Support 100 years of independent journalism.

  1. Politics
  2. UK Politics
16 November 2020

Dominic Cummings’ departure won’t make a difference to the Brexit negotiations

Positive news on a Covid-19 vaccine is more likely to change the outcome of the EU trade talks than Cummings’ resignation.

By Stephen Bush

Is a deal in sight over Brexit? Time is running out for a deal to be done before the end of the transition period on 31 December. 

The British government has already both made major concessions and won some of its own, but the biggest political stumbling block that remains is over fishing. You can see how a deal can be reached if Boris Johnson is minded to make one  but the politics of it have been complicated by Dominic Cummings’ exit.

[see also: Why Dominic Cummings failed on his own terms]

Despite the fact that Cummings, not Johnson, was the one who first urged the Brexiteers to back Theresa May’s deal, he has managed to acquire a reputation in some quarters as the real guarantor of toughness on Brexit. The reality is that if anything, it’s Johnson himself who is the least inclined to back a deal, and that the exit of one set of pro-Leave backroom boys in favour of a more gender-balanced group of pro-Leave backroom people doesn’t change that. 

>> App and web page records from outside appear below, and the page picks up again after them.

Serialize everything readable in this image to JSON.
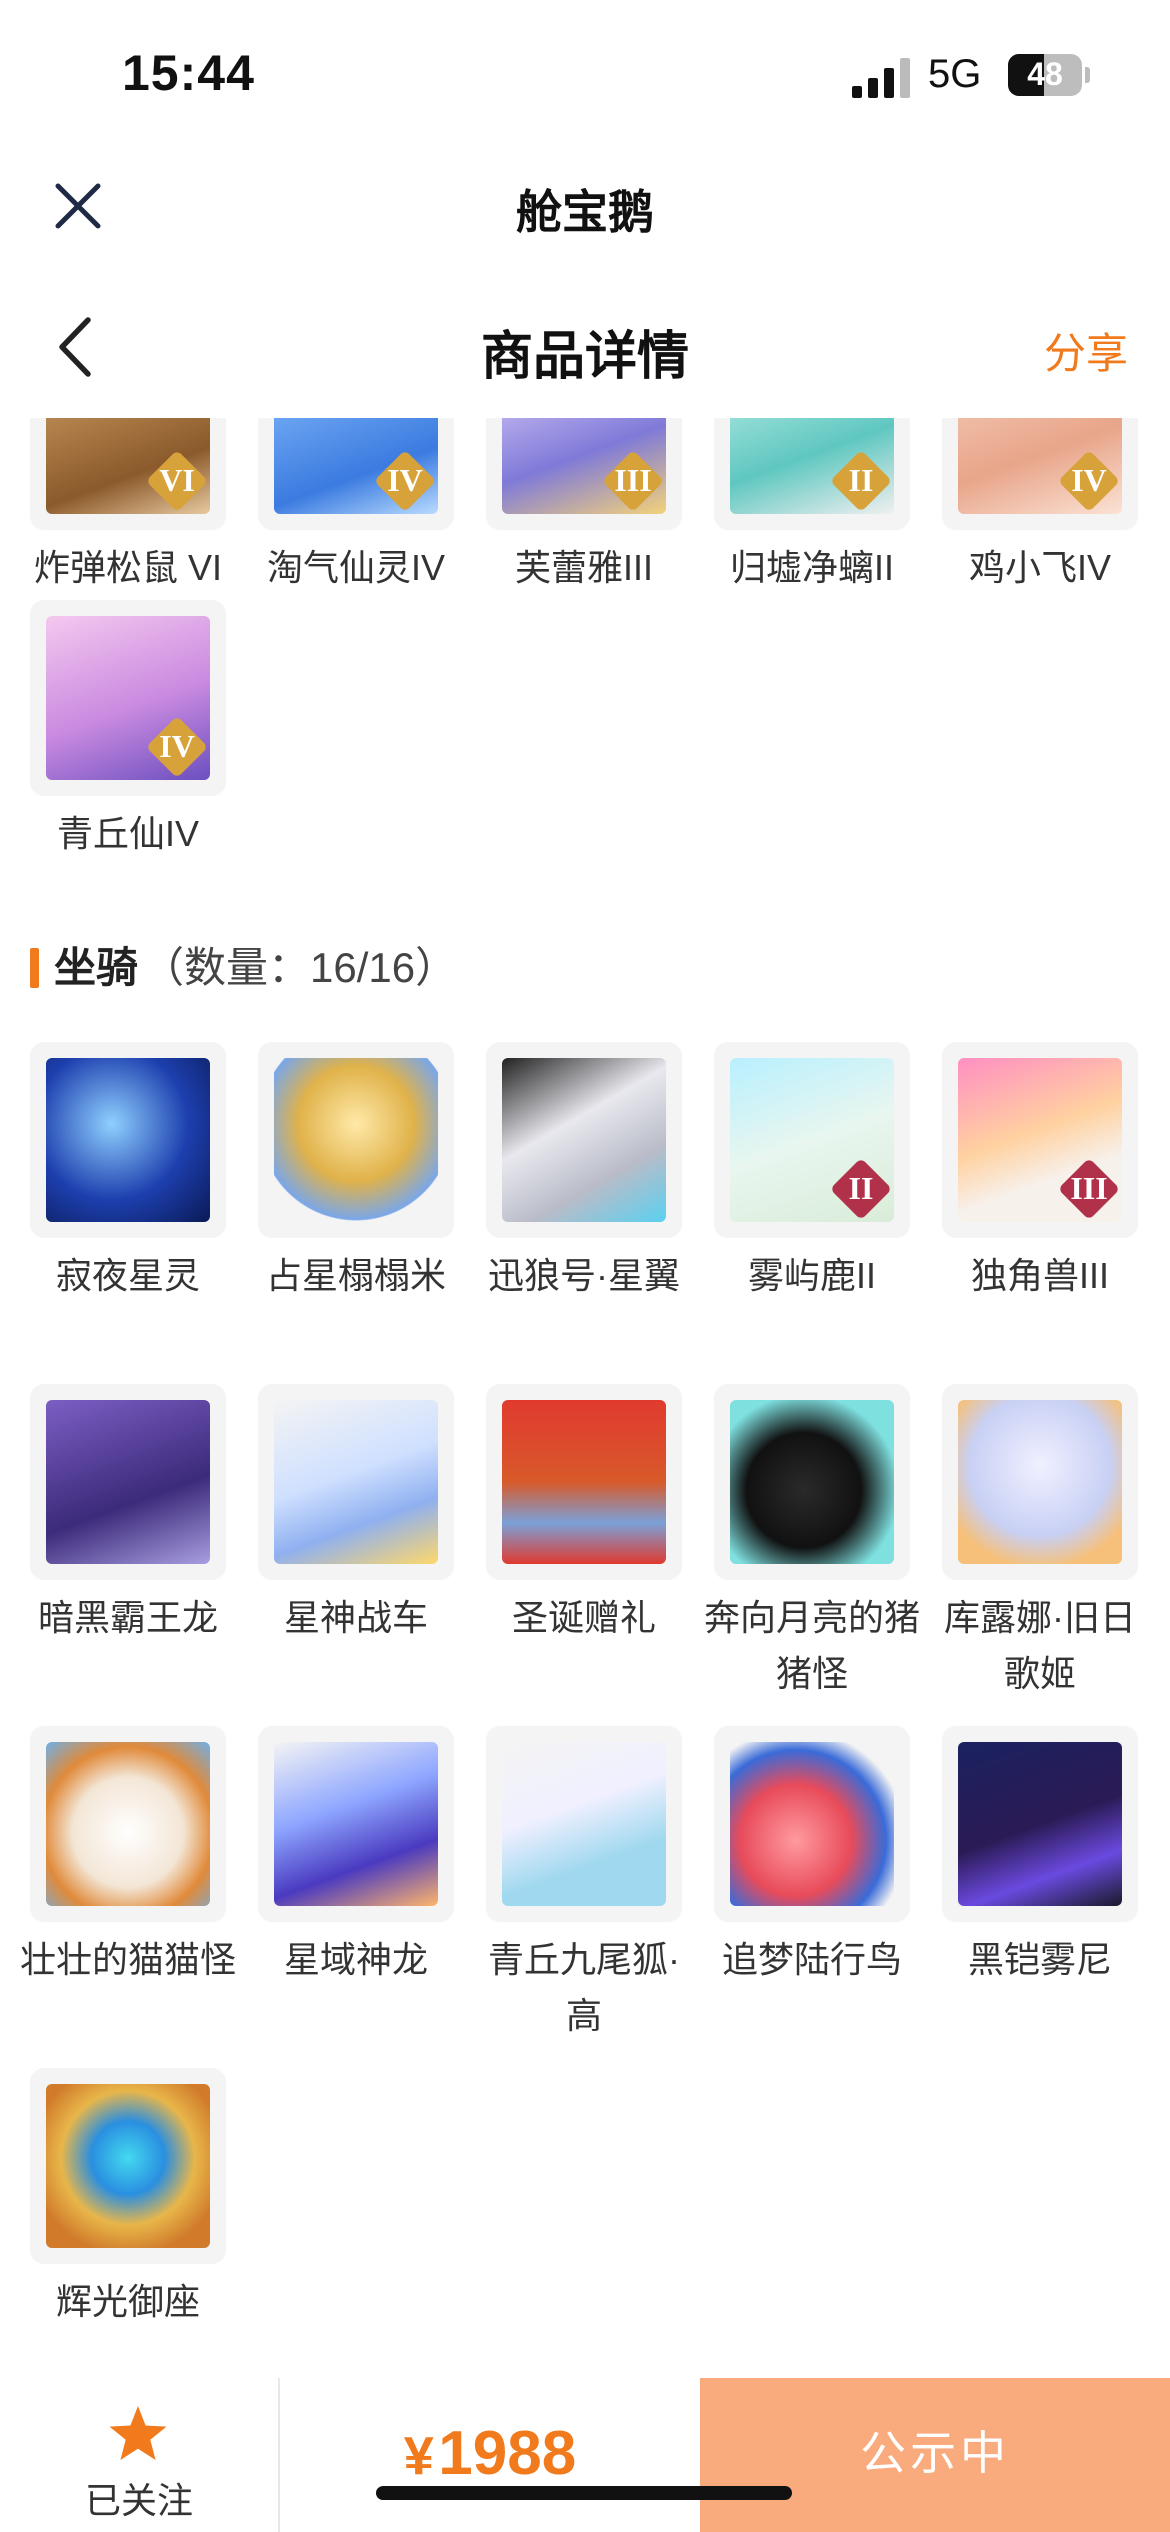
{
  "status_bar": {
    "time": "15:44",
    "network": "5G",
    "battery": 48
  },
  "header": {
    "app_title": "舱宝鹅",
    "page_title": "商品详情",
    "share_label": "分享"
  },
  "pets_partial": {
    "items": [
      {
        "name": "炸弹松鼠 VI",
        "rank": "VI"
      },
      {
        "name": "淘气仙灵IV",
        "rank": "IV"
      },
      {
        "name": "芙蕾雅III",
        "rank": "III"
      },
      {
        "name": "归墟净螭II",
        "rank": "II"
      },
      {
        "name": "鸡小飞IV",
        "rank": "IV"
      },
      {
        "name": "青丘仙IV",
        "rank": "IV"
      }
    ]
  },
  "mounts": {
    "title": "坐骑",
    "count": "（数量：16/16）",
    "items": [
      {
        "name": "寂夜星灵",
        "rank": ""
      },
      {
        "name": "占星榻榻米",
        "rank": ""
      },
      {
        "name": "迅狼号·星翼",
        "rank": ""
      },
      {
        "name": "雾屿鹿II",
        "rank": "II"
      },
      {
        "name": "独角兽III",
        "rank": "III"
      },
      {
        "name": "暗黑霸王龙",
        "rank": ""
      },
      {
        "name": "星神战车",
        "rank": ""
      },
      {
        "name": "圣诞赠礼",
        "rank": ""
      },
      {
        "name": "奔向月亮的猪猪怪",
        "rank": ""
      },
      {
        "name": "库露娜·旧日歌姬",
        "rank": ""
      },
      {
        "name": "壮壮的猫猫怪",
        "rank": ""
      },
      {
        "name": "星域神龙",
        "rank": ""
      },
      {
        "name": "青丘九尾狐·高",
        "rank": ""
      },
      {
        "name": "追梦陆行鸟",
        "rank": ""
      },
      {
        "name": "黑铠雾尼",
        "rank": ""
      },
      {
        "name": "辉光御座",
        "rank": ""
      }
    ]
  },
  "bottom_bar": {
    "follow_label": "已关注",
    "currency": "¥",
    "price": "1988",
    "status_label": "公示中"
  },
  "colors": {
    "accent": "#f07a1c",
    "status_button": "#f9ab7e"
  },
  "icons": [
    "signal-icon",
    "battery-icon",
    "close-icon",
    "back-chevron-icon",
    "star-icon",
    "rank-badge-icon"
  ]
}
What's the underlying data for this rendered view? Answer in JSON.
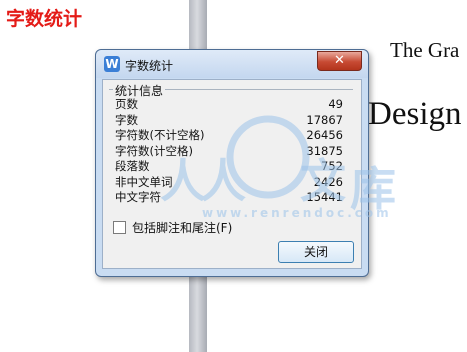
{
  "page": {
    "title": "字数统计",
    "background_text": [
      "The Gra",
      "Design"
    ]
  },
  "watermark": {
    "chars": [
      "人",
      "人",
      "文",
      "库"
    ],
    "url": "www.renrendoc.com"
  },
  "dialog": {
    "title": "字数统计",
    "app_icon_letter": "W",
    "close_glyph": "✕",
    "group_label": "统计信息",
    "stats": [
      {
        "label": "页数",
        "value": "49"
      },
      {
        "label": "字数",
        "value": "17867"
      },
      {
        "label": "字符数(不计空格)",
        "value": "26456"
      },
      {
        "label": "字符数(计空格)",
        "value": "31875"
      },
      {
        "label": "段落数",
        "value": "752"
      },
      {
        "label": "非中文单词",
        "value": "2426"
      },
      {
        "label": "中文字符",
        "value": "15441"
      }
    ],
    "checkbox_label": "包括脚注和尾注(F)",
    "checkbox_checked": false,
    "close_button_label": "关闭"
  },
  "colors": {
    "title_red": "#e41b17",
    "watermark_blue": "#9cc3ea",
    "close_red": "#c74a33"
  }
}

[see also: How a giant chicken shows our notion of class is hopelessly outdated]

Select and enter your email address Quick and essential guide to domestic and global politics from the New Statesman's politics team. A weekly newsletter helping you fit together the pieces of the global economic slowdown. The New Statesman’s global affairs newsletter, every Monday and Friday. The New Statesman’s weekly environment email on the politics, business and culture of the climate and nature crises - in your inbox every Thursday. Our weekly culture newsletter – from books and art to pop culture and memes – sent every Friday. A weekly round-up of some of the best articles featured in the most recent issue of the New Statesman, sent each Saturday. A newsletter showcasing the finest writing from the ideas section and the NS archive, covering political ideas, philosophy, criticism and intellectual history - sent every Wednesday. Sign up to receive information regarding NS events, subscription offers & product updates.
  • Administration / Office
  • Arts and Culture
  • Board Member
  • Business / Corporate Services
  • Client / Customer Services
  • Communications
  • Construction, Works, Engineering
  • Education, Curriculum and Teaching
  • Environment, Conservation and NRM
  • Facility / Grounds Management and Maintenance
  • Finance Management
  • Health - Medical and Nursing Management
  • HR, Training and Organisational Development
  • Information and Communications Technology
  • Information Services, Statistics, Records, Archives
  • Infrastructure Management - Transport, Utilities
  • Legal Officers and Practitioners
  • Librarians and Library Management
  • Management
  • Marketing
  • OH&S, Risk Management
  • Operations Management
  • Planning, Policy, Strategy
  • Printing, Design, Publishing, Web
  • Projects, Programs and Advisors
  • Property, Assets and Fleet Management
  • Public Relations and Media
  • Purchasing and Procurement
  • Quality Management
  • Science and Technical Research and Development
  • Security and Law Enforcement
  • Service Delivery
  • Sport and Recreation
  • Travel, Accommodation, Tourism
  • Wellbeing, Community / Social Services
Visit our privacy Policy for more information about our services, how New Statesman Media Group may use, process and share your personal data, including information on your rights in respect of your personal data and how you can unsubscribe from future marketing communications.

What may have changed the calculation is the good news on a vaccine development and the very real possibility that a return to something a lot more like normal life may be round the corner. The advantage of the coronavirus recession is that, from a British diplomatic perspective, you can see how the economic consequences of a no-deal Brexit can be felt or spun as the consequences of coronavirus rather than anything else.

But as we saw over the summer, the economy can recover from lockdown fairly quickly even with social distancing in place. So, if this latest lockdown does end, as promised, on 2 December, the economic hit of no-deal Brexit may not feel like the latest in a series of unfortunate events, but a bump in the road just when the country feels on the up-and-up again. 

This is the argument that is being made by the government’s two economic departments  the Treasury and the Department for Business, Energy and Industrial Strategy (BEIS). And it is this changed understanding of the economic hangovers of the novel coronavirus that could alter the prospects for a Brexit deal, more than any change of personnel in Downing Street or the White House.